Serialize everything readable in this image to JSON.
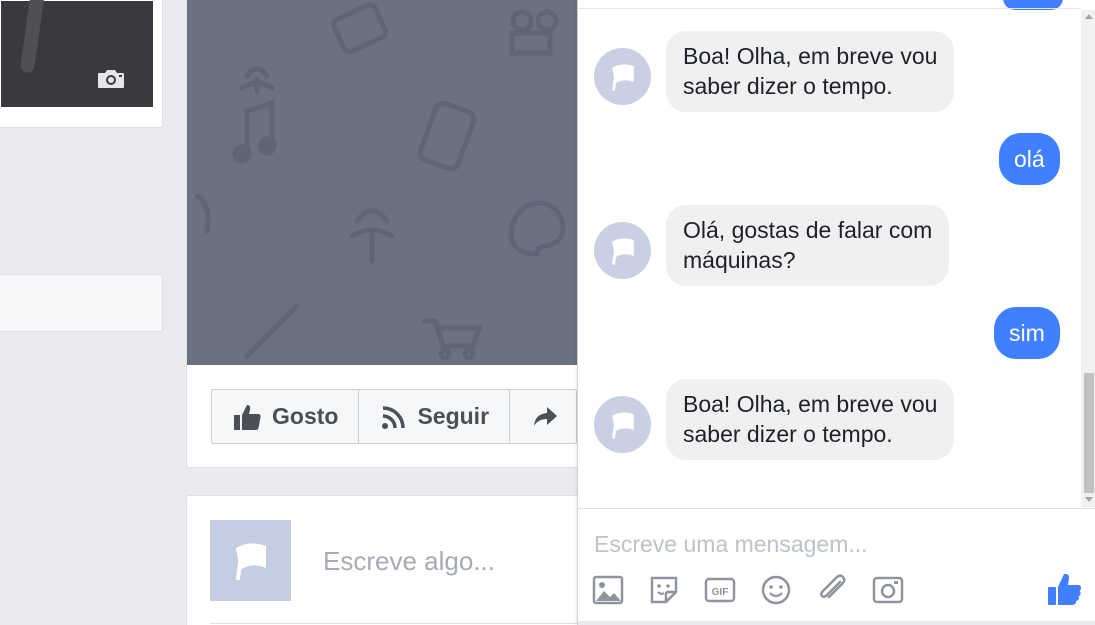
{
  "timeline": {
    "actions": [
      {
        "label": "Gosto",
        "icon": "thumbs-up-icon"
      },
      {
        "label": "Seguir",
        "icon": "rss-icon"
      },
      {
        "label": "",
        "icon": "share-arrow-icon"
      }
    ],
    "composer_placeholder": "Escreve algo..."
  },
  "chat": {
    "messages": [
      {
        "from": "bot",
        "text_line1": "Boa! Olha, em breve vou",
        "text_line2": "saber dizer o tempo."
      },
      {
        "from": "user",
        "text": "olá"
      },
      {
        "from": "bot",
        "text_line1": "Olá, gostas de falar com",
        "text_line2": "máquinas?"
      },
      {
        "from": "user",
        "text": "sim"
      },
      {
        "from": "bot",
        "text_line1": "Boa! Olha, em breve vou",
        "text_line2": "saber dizer o tempo."
      }
    ],
    "input_placeholder": "Escreve uma mensagem...",
    "toolbar": [
      "image-icon",
      "sticker-icon",
      "gif-icon",
      "emoji-icon",
      "attachment-icon",
      "camera-icon"
    ],
    "colors": {
      "user_bubble": "#4080ff",
      "bot_bubble": "#f1f0f0",
      "like": "#4080ff"
    }
  }
}
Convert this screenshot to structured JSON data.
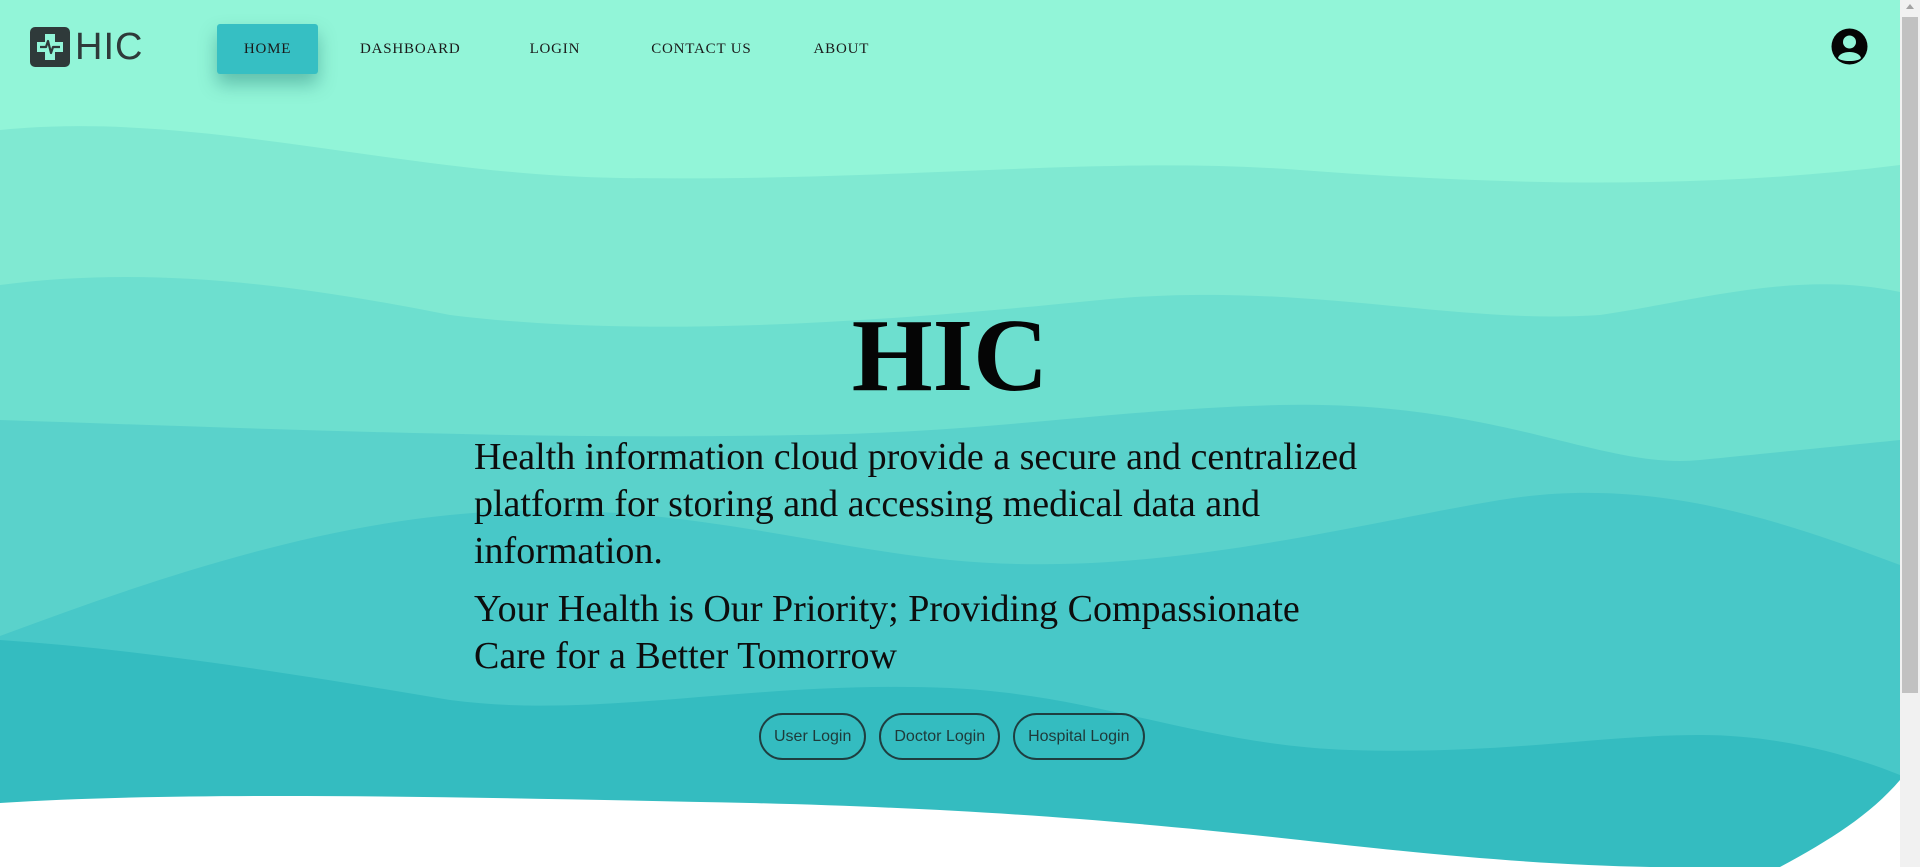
{
  "brand": {
    "logo_text": "HIC"
  },
  "nav": {
    "items": [
      {
        "label": "HOME",
        "active": true
      },
      {
        "label": "DASHBOARD",
        "active": false
      },
      {
        "label": "LOGIN",
        "active": false
      },
      {
        "label": "CONTACT US",
        "active": false
      },
      {
        "label": "ABOUT",
        "active": false
      }
    ],
    "account_icon": "user-circle-icon"
  },
  "hero": {
    "title": "HIC",
    "description": "Health information cloud provide a secure and centralized platform for storing and accessing medical data and information.",
    "tagline": "Your Health is Our Priority; Providing Compassionate Care for a Better Tomorrow",
    "buttons": [
      {
        "label": "User Login"
      },
      {
        "label": "Doctor Login"
      },
      {
        "label": "Hospital Login"
      }
    ]
  },
  "colors": {
    "wave_1": "#92f5d8",
    "wave_2": "#80e9d2",
    "wave_3": "#6ddfcf",
    "wave_4": "#5ad2cb",
    "wave_5": "#48c8c8",
    "wave_6": "#34bcc0",
    "active_nav": "#36bfc3",
    "text": "#0d0d0d"
  }
}
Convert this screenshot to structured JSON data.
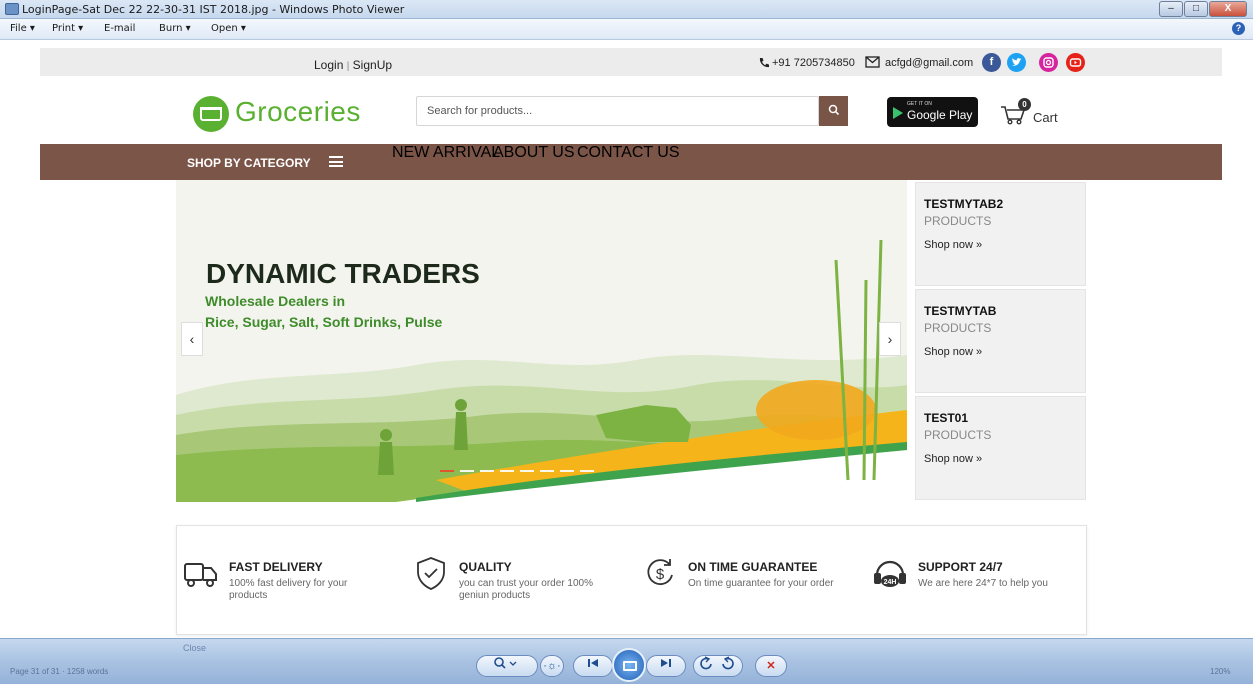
{
  "window": {
    "title": "LoginPage-Sat Dec 22 22-30-31 IST 2018.jpg - Windows Photo Viewer",
    "buttons": {
      "minimize": "–",
      "maximize": "□",
      "close": "X"
    }
  },
  "menu": {
    "file": "File ▾",
    "print": "Print ▾",
    "email": "E-mail",
    "burn": "Burn ▾",
    "open": "Open ▾",
    "help": "?"
  },
  "header": {
    "login": "Login",
    "separator": "|",
    "signup": "SignUp",
    "phone": "+91 7205734850",
    "email": "acfgd@gmail.com",
    "social": [
      "facebook-icon",
      "twitter-icon",
      "instagram-icon",
      "youtube-icon"
    ],
    "social_colors": [
      "#3b5998",
      "#1da1f2",
      "#d6249f",
      "#e62117"
    ]
  },
  "brand": {
    "logo_text": "Groceries",
    "accent": "#5ab031"
  },
  "search": {
    "placeholder": "Search for products..."
  },
  "appstore": {
    "small": "GET IT ON",
    "big": "Google Play"
  },
  "cart": {
    "count": "0",
    "label": "Cart"
  },
  "nav": {
    "category": "SHOP BY CATEGORY",
    "items": [
      "NEW ARRIVAL",
      "ABOUT US",
      "CONTACT US"
    ],
    "color": "#7a5548"
  },
  "banner": {
    "title": "DYNAMIC TRADERS",
    "line1": "Wholesale Dealers in",
    "line2": "Rice, Sugar, Salt, Soft Drinks, Pulse",
    "prev": "‹",
    "next": "›"
  },
  "side_cards": [
    {
      "name": "TESTMYTAB2",
      "sub": "PRODUCTS",
      "link": "Shop now »"
    },
    {
      "name": "TESTMYTAB",
      "sub": "PRODUCTS",
      "link": "Shop now »"
    },
    {
      "name": "TEST01",
      "sub": "PRODUCTS",
      "link": "Shop now »"
    }
  ],
  "features": [
    {
      "title": "FAST DELIVERY",
      "desc": "100% fast delivery for your products",
      "icon": "truck-icon"
    },
    {
      "title": "QUALITY",
      "desc": "you can trust your order 100% geniun products",
      "icon": "shield-check-icon"
    },
    {
      "title": "ON TIME GUARANTEE",
      "desc": "On time guarantee for your order",
      "icon": "dollar-cycle-icon"
    },
    {
      "title": "SUPPORT 24/7",
      "desc": "We are here 24*7 to help you",
      "icon": "headset-24h-icon"
    }
  ],
  "viewer_bar": {
    "close_label": "Close",
    "status_left": "Page 31 of 31 · 1258 words",
    "status_right": "120%"
  }
}
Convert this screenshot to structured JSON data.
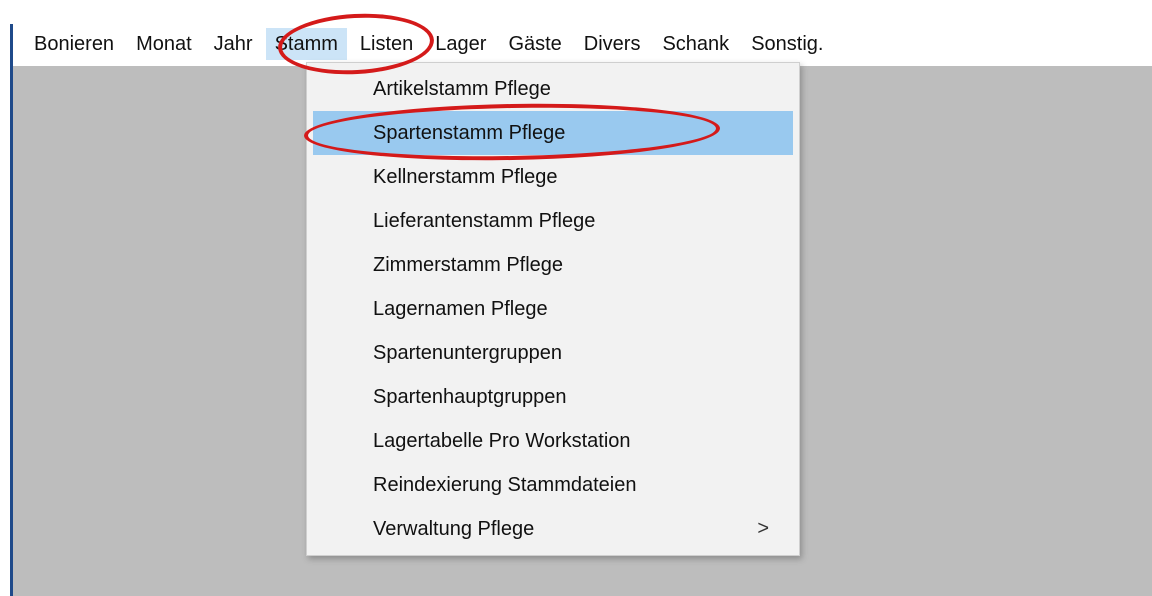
{
  "menubar": {
    "items": [
      {
        "label": "Bonieren"
      },
      {
        "label": "Monat"
      },
      {
        "label": "Jahr"
      },
      {
        "label": "Stamm"
      },
      {
        "label": "Listen"
      },
      {
        "label": "Lager"
      },
      {
        "label": "Gäste"
      },
      {
        "label": "Divers"
      },
      {
        "label": "Schank"
      },
      {
        "label": "Sonstig."
      }
    ]
  },
  "stamm_menu": {
    "items": [
      {
        "label": "Artikelstamm Pflege"
      },
      {
        "label": "Spartenstamm Pflege"
      },
      {
        "label": "Kellnerstamm Pflege"
      },
      {
        "label": "Lieferantenstamm Pflege"
      },
      {
        "label": "Zimmerstamm Pflege"
      },
      {
        "label": "Lagernamen Pflege"
      },
      {
        "label": "Spartenuntergruppen"
      },
      {
        "label": "Spartenhauptgruppen"
      },
      {
        "label": "Lagertabelle Pro Workstation"
      },
      {
        "label": "Reindexierung Stammdateien"
      },
      {
        "label": "Verwaltung Pflege",
        "submenu_arrow": ">"
      }
    ],
    "highlighted_item": "Spartenstamm Pflege"
  },
  "colors": {
    "menu_highlight": "#99c9ef",
    "active_menubar": "#cce4f7",
    "annotation": "#d41a1a",
    "client_background": "#bdbdbd",
    "dropdown_background": "#f2f2f2"
  }
}
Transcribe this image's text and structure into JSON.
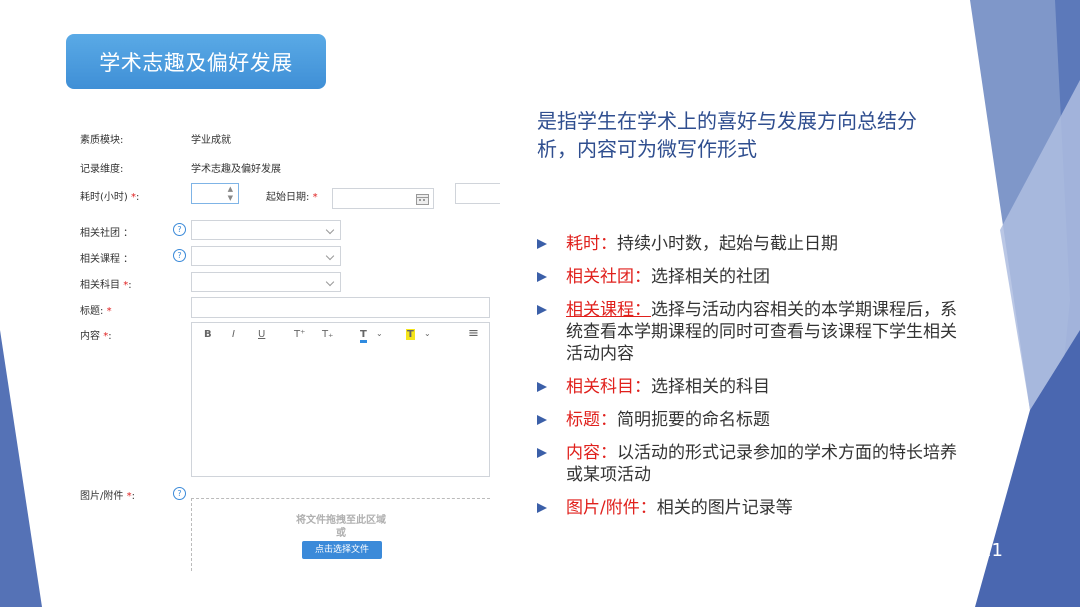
{
  "slide": {
    "title": "学术志趣及偏好发展",
    "page_number": "11",
    "description": "是指学生在学术上的喜好与发展方向总结分析，内容可为微写作形式"
  },
  "form": {
    "module_label": "素质模块:",
    "module_value": "学业成就",
    "dimension_label": "记录维度:",
    "dimension_value": "学术志趣及偏好发展",
    "hours_label": "耗时(小时)",
    "start_date_label": "起始日期:",
    "required_mark": "*",
    "date_dash": "-",
    "club_label": "相关社团 ：",
    "course_label": "相关课程 ：",
    "subject_label": "相关科目",
    "title_label": "标题:",
    "content_label": "内容",
    "attachment_label": "图片/附件",
    "colon": ":",
    "help_glyph": "?",
    "toolbar": {
      "bold": "B",
      "italic": "I",
      "underline": "U",
      "superscript": "T⁺",
      "subscript": "T₊",
      "font_color": "T",
      "highlight": "T",
      "align": "≡"
    },
    "drop_text": "将文件拖拽至此区域",
    "or_text": "或",
    "upload_button": "点击选择文件"
  },
  "bullets": [
    {
      "term": "耗时",
      "sep": "：",
      "text": "持续小时数，起始与截止日期",
      "underline": false
    },
    {
      "term": "相关社团",
      "sep": "：",
      "text": "选择相关的社团",
      "underline": false
    },
    {
      "term": "相关课程",
      "sep": "：",
      "text": "选择与活动内容相关的本学期课程后，系统查看本学期课程的同时可查看与该课程下学生相关活动内容",
      "underline": true
    },
    {
      "term": "相关科目",
      "sep": "：",
      "text": "选择相关的科目",
      "underline": false
    },
    {
      "term": "标题",
      "sep": "：",
      "text": "简明扼要的命名标题",
      "underline": false
    },
    {
      "term": "内容",
      "sep": "：",
      "text": "以活动的形式记录参加的学术方面的特长培养或某项活动",
      "underline": false
    },
    {
      "term": "图片/附件",
      "sep": "：",
      "text": "相关的图片记录等",
      "underline": false
    }
  ],
  "colors": {
    "accent_blue": "#3f8fd6",
    "required_red": "#e02020",
    "term_red": "#e0201c",
    "desc_blue": "#2f4e8f",
    "deco_dark": "#4a67b0"
  }
}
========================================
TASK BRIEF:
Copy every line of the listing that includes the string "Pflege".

ANSWER SPACE:
        "label": "Artikelstamm Pflege"
        "label": "Spartenstamm Pflege"
        "label": "Kellnerstamm Pflege"
        "label": "Lieferantenstamm Pflege"
        "label": "Zimmerstamm Pflege"
        "label": "Lagernamen Pflege"
        "label": "Verwaltung Pflege",
    "highlighted_item": "Spartenstamm Pflege"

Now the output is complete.